GM Facilities in Ohio and Indiana Set to Be Powered by Wind Energy
Designing and creating electric and hybrid vehicles is only the beginning of what automakers can do to practice sustainability. Sometimes, it’s even more important for automotive brands to look at how efficient their manufacturing plants and business centers are.
Working toward a goal of 100% renewable energy, General Motors took the time to examine its own domestic facilities. As a result, all of GM’s Ohio and Indiana manufacturing plants are set to be powered by energy from wind farms moving forward.
GM announced that it is purchasing a total of 200 megawatts of wind energy from wind farms in Ohio and Illinois to power its manufacturing facilities in both Ohio and Indiana. Included in the plan are the factories where the Chevy Cruze, Silverado, and GMC Sierra are assembled.
Once the plans are finalized, GM will be the sole user of the Northwest Ohio Wind farm, which will produce half of the energy required. The other half will come from the HillTopper Wind Project in Illinois’ Logan County.
This won’t be the first time that GM has invested in wind energy. The automaker supplied wind energy for its operations in Mexico back in 2014, and has since invested in wind energy operations located in Texas.
Going green is not only helping GM save the planet; it’s also saving GM money in the long run. Over the course of several decades, GM is estimated to have saved $5 million annually by investing in renewable energy.
“We’re helping provide solutions to green the grid through these new renewable energy deals and sharing best practices with other companies so they too can reduce risk and energy costs,” said Rob Threlkeld, GM’s global manager of renewable energy. “With a pragmatic strategy, companies can turn ambitious renewable energy goals into action and scale quickly.”

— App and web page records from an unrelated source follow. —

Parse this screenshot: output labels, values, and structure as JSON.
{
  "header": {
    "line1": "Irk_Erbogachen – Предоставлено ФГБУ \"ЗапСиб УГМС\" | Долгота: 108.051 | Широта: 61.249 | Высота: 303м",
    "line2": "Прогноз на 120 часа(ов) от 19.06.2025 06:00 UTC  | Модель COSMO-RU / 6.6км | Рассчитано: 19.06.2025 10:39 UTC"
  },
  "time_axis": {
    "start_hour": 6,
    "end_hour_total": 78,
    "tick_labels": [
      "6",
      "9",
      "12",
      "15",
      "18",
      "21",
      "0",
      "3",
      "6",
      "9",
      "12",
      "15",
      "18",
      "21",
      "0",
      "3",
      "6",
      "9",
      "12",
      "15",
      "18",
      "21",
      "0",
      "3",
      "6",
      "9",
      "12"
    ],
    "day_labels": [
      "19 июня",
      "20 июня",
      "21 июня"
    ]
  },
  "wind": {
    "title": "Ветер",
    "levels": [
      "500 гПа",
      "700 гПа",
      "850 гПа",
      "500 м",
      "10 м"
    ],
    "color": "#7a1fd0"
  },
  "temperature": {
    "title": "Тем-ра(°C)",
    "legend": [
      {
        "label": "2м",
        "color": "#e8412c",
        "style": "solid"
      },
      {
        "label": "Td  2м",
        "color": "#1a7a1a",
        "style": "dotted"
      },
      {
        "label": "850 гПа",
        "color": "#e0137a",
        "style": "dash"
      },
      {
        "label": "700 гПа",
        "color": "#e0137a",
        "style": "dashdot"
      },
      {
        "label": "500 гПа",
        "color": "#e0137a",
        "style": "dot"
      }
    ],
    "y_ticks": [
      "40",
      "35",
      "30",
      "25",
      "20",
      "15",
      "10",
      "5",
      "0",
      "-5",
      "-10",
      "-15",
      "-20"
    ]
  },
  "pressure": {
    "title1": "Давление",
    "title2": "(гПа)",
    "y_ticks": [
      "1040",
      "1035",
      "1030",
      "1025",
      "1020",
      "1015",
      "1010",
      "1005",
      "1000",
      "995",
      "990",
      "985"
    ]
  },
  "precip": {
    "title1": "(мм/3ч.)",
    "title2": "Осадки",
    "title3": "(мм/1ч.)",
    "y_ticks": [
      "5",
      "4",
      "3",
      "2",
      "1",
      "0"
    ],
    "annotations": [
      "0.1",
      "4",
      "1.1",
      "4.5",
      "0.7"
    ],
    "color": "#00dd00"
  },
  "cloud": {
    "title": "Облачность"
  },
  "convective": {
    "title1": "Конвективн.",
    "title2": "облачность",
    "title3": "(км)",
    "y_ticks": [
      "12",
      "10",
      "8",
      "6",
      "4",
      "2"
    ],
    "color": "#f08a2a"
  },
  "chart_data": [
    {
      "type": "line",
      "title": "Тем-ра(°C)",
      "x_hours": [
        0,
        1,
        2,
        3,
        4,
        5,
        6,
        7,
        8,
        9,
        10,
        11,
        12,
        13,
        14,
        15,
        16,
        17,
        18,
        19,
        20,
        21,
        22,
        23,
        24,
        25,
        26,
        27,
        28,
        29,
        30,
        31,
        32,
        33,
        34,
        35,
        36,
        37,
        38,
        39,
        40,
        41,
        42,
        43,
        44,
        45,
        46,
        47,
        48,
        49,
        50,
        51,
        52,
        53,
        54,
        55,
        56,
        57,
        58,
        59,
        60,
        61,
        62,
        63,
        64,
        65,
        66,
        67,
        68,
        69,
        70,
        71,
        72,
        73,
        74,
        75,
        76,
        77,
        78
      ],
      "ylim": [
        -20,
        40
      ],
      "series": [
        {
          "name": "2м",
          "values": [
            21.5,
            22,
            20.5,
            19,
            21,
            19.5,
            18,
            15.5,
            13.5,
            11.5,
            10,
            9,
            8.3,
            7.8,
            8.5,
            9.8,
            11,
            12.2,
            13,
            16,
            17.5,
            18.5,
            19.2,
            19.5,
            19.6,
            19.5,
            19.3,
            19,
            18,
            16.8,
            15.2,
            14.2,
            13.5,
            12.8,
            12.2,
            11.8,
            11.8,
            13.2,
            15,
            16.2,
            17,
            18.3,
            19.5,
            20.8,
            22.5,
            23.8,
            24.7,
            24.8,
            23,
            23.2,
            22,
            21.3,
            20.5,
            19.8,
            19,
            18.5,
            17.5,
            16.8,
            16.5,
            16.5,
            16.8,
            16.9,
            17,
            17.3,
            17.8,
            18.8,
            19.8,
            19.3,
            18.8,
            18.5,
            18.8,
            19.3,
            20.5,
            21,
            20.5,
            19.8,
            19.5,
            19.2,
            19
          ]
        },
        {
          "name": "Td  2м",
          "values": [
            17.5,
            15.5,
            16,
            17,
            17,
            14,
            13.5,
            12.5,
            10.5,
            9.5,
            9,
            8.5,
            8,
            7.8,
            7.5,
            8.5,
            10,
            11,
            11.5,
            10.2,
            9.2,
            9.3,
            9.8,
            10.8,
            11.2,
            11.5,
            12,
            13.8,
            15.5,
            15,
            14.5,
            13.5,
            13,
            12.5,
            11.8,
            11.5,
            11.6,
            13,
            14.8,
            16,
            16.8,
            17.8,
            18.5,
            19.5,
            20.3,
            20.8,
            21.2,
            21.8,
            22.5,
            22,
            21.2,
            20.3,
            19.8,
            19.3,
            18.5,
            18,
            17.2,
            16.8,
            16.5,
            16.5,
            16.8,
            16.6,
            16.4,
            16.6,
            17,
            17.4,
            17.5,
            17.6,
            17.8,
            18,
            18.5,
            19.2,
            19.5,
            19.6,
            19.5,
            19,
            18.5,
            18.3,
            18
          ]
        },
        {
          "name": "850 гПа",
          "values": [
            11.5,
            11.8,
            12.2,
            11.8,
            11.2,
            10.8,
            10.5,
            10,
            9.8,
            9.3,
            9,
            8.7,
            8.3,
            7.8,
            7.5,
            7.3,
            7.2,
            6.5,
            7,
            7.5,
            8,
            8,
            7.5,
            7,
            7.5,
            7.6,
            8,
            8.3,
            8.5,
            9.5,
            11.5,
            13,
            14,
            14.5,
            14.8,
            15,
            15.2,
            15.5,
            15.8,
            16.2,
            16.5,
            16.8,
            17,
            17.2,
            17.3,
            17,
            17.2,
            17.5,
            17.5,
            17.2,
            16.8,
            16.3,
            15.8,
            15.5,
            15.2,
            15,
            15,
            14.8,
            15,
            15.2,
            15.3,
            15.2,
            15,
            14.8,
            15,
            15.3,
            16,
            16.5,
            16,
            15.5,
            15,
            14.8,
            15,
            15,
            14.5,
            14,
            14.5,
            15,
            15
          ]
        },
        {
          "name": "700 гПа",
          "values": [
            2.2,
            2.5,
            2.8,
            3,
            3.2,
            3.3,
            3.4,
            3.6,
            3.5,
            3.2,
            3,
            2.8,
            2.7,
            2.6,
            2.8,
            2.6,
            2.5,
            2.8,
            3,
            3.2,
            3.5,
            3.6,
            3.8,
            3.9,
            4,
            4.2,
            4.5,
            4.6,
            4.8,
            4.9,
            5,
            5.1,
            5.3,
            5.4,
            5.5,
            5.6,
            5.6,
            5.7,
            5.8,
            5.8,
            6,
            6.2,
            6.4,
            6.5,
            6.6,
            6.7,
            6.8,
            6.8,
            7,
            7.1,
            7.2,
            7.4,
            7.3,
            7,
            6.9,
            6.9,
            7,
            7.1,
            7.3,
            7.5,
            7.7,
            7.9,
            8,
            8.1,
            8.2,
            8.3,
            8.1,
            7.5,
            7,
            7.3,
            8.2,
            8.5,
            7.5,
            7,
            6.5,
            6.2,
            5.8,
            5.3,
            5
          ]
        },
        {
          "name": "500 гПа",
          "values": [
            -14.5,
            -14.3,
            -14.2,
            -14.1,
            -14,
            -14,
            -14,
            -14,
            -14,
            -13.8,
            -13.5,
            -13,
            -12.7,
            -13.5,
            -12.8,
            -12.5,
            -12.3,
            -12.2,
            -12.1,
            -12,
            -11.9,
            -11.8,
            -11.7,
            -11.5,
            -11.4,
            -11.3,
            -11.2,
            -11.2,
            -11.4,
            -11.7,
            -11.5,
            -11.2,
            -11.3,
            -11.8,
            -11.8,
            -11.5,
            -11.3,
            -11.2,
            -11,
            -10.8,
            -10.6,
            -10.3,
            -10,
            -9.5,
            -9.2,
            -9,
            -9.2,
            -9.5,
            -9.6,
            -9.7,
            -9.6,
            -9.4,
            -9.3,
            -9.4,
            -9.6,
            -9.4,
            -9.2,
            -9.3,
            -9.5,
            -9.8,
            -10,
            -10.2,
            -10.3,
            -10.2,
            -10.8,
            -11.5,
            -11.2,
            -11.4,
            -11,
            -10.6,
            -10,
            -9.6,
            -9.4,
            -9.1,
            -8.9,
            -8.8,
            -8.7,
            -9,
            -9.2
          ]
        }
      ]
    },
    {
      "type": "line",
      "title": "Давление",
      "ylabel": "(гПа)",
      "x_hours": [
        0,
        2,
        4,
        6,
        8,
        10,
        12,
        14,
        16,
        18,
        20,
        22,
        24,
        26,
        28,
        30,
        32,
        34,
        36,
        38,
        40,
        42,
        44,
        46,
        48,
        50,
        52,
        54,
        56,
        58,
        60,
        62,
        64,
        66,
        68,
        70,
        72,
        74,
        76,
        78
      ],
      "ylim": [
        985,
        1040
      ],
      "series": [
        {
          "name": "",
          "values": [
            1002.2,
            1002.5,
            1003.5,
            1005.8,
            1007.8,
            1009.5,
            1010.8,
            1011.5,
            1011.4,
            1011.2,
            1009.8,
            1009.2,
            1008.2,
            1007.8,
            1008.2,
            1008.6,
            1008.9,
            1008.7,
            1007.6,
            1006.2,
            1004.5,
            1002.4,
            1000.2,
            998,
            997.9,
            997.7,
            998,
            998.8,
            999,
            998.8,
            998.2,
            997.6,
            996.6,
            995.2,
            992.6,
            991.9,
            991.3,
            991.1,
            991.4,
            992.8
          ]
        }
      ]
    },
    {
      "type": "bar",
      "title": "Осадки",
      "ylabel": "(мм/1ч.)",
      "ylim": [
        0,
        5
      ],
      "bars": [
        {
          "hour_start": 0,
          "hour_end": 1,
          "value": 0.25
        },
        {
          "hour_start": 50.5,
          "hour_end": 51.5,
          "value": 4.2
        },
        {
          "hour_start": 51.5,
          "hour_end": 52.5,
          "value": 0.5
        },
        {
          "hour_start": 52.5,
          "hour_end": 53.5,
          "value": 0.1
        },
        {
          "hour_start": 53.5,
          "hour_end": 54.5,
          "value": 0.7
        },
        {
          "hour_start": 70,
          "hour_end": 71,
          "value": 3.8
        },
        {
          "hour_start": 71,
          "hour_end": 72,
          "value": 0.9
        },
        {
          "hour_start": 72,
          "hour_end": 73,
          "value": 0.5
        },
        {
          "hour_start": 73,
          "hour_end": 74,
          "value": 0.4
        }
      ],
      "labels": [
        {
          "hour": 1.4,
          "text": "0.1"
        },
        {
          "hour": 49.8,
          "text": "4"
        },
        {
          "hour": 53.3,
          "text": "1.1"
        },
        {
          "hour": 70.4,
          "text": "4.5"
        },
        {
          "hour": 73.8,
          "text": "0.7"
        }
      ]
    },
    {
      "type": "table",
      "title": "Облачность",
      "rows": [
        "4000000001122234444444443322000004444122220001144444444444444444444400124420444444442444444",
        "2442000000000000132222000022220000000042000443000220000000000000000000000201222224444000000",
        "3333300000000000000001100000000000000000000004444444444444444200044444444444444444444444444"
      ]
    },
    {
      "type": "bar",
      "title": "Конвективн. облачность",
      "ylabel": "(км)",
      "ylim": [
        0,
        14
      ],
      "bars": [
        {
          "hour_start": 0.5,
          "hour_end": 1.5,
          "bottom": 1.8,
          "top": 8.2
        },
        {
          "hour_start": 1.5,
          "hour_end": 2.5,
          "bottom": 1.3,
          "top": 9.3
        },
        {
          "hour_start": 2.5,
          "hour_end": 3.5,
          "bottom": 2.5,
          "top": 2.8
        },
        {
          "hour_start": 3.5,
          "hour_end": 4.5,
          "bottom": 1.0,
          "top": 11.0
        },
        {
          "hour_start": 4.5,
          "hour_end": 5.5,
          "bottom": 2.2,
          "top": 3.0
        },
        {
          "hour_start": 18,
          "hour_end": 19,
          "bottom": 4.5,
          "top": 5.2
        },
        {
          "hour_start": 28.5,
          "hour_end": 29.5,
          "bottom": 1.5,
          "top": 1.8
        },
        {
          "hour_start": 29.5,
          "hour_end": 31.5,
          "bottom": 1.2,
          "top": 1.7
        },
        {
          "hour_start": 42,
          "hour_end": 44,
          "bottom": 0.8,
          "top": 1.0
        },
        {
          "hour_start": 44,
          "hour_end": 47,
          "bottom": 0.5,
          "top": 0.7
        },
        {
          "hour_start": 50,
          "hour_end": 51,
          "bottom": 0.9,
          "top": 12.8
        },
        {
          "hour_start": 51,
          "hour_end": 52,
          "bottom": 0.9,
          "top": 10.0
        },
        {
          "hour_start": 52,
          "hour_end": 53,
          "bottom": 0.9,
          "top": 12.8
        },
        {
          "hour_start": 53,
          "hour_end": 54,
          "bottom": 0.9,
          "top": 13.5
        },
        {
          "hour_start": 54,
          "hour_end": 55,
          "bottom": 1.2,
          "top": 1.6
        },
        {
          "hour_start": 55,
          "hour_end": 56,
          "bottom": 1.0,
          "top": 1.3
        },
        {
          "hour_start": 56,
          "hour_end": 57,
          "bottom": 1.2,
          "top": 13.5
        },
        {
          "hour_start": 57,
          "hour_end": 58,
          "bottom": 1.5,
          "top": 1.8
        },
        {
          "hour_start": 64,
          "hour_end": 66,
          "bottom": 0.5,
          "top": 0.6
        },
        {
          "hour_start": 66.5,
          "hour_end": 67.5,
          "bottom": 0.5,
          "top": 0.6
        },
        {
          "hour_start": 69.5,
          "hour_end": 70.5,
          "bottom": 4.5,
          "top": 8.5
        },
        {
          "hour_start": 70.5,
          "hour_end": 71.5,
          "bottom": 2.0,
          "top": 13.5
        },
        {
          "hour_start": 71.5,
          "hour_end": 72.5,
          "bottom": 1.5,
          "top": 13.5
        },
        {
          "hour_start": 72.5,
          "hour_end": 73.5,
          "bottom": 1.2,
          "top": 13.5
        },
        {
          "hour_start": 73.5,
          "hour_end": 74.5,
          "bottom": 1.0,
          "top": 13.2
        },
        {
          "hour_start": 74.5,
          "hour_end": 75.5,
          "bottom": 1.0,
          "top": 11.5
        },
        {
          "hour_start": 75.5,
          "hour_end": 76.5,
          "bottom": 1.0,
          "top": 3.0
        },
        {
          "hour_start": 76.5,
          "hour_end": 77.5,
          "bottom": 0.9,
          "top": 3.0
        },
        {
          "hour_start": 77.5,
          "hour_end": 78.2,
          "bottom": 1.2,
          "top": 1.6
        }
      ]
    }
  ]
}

The wind-powered facilities in Ohio and Indiana should be up and running very quickly as well, with an estimated conversion date near the end of 2018.